This interview with Dr. Jonathan Kirschner, CEO of AIIR Consulting, was conducted and condensed by Candice Henderson.
Q: How has your background influenced your decision to start a company?
My grandfather invented the time-release capsule and founded what later became a publicly traded pharmaceutical company. My father, Mitch - now AIIR's chairman - is also a natural inventor and businessman. Growing up with role-models who were discontent with the status quo and so focused on innovation had a great influence on me. The drive to create feels very basic to my core self.
What inspired you to become an executive coach?
Growing up, I had trouble with processing speed and reading comprehension. I was slow and academics were quite challenging. My mother, who is my #1 hero, pulled me out of the school I was in and placed me in a high-touch school for students with learning disabilities. The teachers there leveraged all sorts of alternative strategies to sharpen my audio/visual perception and teach me how to work around my greatest weaknesses. They did all this, while simultaneously affirming my strengths and building me up. I re-entered mainstream education in the 5th grade. Through the experience, I learned the concept of leveraging strengths while identifying and implementing strategies to mitigate weakness. I’ve always been fascinated by how this applies to both learning and behavioral change. When it came time to start choosing a career path, I felt a natural affinity toward the behavioral sciences and consulting. For me, Executive Coaching represents the perfect synergy of both worlds.
What is your philosophy about human change, learning, and development?
A great psychoanalyst, Dr. Karen Horney, likened human development to an acorn that grows into an oak tree. An acorn has all its energy and growth potential innately contained within itself. That growth potential can become inhibited, stagnated, or catalyzed based on forces in the environment (wind, water, dirt, sun, etc). In the same way, the vast majority of the executives we work with already know the answers to their problems or needs. Coaching, when engaged correctly, does not provide the answers nor the actual growth. Rather, coaching helps an individual gain access to their core beliefs and values. When that implicit information gets formulated into explicit goals, development is unleashed and actualization set into motion.
When you first started out in your work as an executive coach, what was one of your biggest mistakes, and what did you learn from it?
The biggest mistake I made was not recognizing how, in an organization, a person's Development Plan isn't going to get too far off the ground unless there is a collective understanding of the broader system. I'll never forget doing great work with an executive who met all his Development Plan objectives, but was then released from the organization two weeks after we ended. The one area we failed to address was the politically charged nature of his organization and some hidden corporate land-mines that we basically just trampled over.
What are your strengths?
My greatest strengths are my strategic thinking, my creativity, my capacity to develop and sustain deep relationships, and my determination to never give up.

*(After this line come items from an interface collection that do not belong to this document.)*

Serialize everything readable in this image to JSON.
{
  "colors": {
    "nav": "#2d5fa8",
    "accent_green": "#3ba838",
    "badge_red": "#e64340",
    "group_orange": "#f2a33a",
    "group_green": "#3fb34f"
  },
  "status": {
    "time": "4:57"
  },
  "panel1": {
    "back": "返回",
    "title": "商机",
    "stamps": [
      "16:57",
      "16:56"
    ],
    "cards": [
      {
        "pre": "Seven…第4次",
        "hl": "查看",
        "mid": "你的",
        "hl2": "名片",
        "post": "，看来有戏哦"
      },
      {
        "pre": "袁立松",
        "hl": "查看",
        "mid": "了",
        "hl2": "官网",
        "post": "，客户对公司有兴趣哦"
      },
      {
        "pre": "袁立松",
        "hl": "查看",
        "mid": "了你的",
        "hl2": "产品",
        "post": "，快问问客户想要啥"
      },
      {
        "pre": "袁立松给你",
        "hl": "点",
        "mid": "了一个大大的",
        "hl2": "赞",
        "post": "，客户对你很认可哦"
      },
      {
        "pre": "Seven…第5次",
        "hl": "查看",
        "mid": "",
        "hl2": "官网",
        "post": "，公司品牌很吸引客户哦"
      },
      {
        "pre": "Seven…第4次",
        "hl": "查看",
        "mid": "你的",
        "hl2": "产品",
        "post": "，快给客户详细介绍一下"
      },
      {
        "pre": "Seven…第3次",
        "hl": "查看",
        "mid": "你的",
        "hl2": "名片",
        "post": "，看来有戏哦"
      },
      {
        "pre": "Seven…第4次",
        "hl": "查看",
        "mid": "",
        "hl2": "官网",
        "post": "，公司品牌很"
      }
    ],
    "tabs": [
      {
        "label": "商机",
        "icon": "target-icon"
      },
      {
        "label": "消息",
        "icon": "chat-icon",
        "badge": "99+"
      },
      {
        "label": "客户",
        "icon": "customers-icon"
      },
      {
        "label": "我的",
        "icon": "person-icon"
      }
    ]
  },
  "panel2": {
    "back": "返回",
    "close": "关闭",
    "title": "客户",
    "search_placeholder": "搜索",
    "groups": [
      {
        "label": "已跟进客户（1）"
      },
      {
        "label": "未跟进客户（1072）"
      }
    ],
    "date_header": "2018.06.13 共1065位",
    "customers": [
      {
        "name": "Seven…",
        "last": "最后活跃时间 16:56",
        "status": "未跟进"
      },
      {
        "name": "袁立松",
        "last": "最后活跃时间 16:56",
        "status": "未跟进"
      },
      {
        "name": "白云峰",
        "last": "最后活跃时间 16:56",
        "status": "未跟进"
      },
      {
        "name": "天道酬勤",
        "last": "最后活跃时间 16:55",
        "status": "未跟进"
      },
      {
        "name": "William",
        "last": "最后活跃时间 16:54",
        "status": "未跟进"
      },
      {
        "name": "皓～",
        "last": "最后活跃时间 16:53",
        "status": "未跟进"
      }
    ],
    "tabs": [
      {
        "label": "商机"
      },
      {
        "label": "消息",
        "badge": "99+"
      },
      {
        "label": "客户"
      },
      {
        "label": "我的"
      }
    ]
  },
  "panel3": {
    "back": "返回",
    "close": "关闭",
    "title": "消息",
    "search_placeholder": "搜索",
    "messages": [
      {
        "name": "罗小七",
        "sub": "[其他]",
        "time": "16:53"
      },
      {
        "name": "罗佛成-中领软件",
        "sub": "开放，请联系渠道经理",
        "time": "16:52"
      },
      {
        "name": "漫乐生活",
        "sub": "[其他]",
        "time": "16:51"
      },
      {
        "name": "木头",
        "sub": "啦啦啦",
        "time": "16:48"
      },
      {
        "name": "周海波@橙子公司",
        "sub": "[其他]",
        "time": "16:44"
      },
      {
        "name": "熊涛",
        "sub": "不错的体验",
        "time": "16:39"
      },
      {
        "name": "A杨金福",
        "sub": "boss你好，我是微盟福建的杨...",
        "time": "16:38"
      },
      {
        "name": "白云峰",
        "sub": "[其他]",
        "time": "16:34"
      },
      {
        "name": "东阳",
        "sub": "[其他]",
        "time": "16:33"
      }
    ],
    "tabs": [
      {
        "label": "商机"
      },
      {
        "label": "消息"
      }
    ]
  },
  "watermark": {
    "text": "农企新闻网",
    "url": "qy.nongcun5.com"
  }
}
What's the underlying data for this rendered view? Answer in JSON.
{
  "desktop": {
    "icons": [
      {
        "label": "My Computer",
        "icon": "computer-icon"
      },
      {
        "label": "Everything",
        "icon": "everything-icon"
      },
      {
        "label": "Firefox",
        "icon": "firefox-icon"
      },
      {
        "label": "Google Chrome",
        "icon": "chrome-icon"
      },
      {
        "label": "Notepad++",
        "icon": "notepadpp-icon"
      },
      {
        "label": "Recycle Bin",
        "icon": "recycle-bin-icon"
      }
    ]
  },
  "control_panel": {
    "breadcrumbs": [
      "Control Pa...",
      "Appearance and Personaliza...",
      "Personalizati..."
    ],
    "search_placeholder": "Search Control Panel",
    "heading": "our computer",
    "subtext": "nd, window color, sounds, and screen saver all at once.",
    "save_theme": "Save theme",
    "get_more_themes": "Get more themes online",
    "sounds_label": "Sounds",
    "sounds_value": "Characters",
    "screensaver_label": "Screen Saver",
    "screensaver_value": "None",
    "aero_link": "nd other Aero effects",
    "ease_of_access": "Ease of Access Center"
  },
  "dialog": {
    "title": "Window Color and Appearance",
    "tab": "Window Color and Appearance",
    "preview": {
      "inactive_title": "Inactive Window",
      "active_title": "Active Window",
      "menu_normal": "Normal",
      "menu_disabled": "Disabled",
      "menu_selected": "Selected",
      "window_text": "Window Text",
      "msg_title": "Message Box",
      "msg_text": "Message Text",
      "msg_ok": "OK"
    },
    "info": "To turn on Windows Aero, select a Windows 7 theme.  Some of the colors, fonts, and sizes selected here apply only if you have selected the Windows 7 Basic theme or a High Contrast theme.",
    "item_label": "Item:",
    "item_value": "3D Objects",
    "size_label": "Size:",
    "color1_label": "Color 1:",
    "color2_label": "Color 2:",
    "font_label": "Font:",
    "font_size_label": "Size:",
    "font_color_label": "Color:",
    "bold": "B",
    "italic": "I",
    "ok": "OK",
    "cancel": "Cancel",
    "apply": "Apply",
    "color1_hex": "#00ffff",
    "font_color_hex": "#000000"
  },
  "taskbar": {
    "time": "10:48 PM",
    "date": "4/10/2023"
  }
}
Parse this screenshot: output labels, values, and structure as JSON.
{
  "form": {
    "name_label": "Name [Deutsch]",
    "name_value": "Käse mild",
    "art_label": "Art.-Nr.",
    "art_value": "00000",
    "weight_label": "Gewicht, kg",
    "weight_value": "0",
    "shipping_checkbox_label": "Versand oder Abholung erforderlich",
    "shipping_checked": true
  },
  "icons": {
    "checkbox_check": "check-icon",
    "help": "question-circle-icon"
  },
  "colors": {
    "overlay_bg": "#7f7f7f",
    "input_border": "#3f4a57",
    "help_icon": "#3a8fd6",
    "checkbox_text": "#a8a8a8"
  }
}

How do you leverage your strengths in your coaching work?
A successful coaching engagement is one in which I've leveraged the full spectrum of my strengths through deep listening, strategizing, supporting, and laughing.
Can you give an example?
Sure. If I constrain my creativity by over-planning, for example, sessions fall flat and I don’t go where the client may have needed the session to go in real-time.
How has your coaching practice evolved over the years?
Starting out, I would mostly rely on data derived from psychometrics, 360 data, etc. As I have evolved, I've learned to trust and respect my own intuition and “gut” as an additional data point, rather than reject it simply as my own unsubstantiated, subjective predilections.
How do you practice what you preach as the CEO of AIIR?
As CEO of AIIR, I have the unique opportunity to lead a fast growing company that started with just an idea. The culture at AIIR is "I work for you" and not the other way around. This attitude of servant leadership permeates our culture at AIIR in all the work we do.
What advice do you have for clients in maximizing the success of their coaching engagements?
Coaching results will be directly correlated to the degree of effort, work, focus, and energy you put into it. Client - do your homework in between sessions! Stretch yourself to go outside of your comfort zone!
Each month, Candice Henderson talks with members of the AIIR Global Coaching Alliance about the unique challenges of being a leader and coach.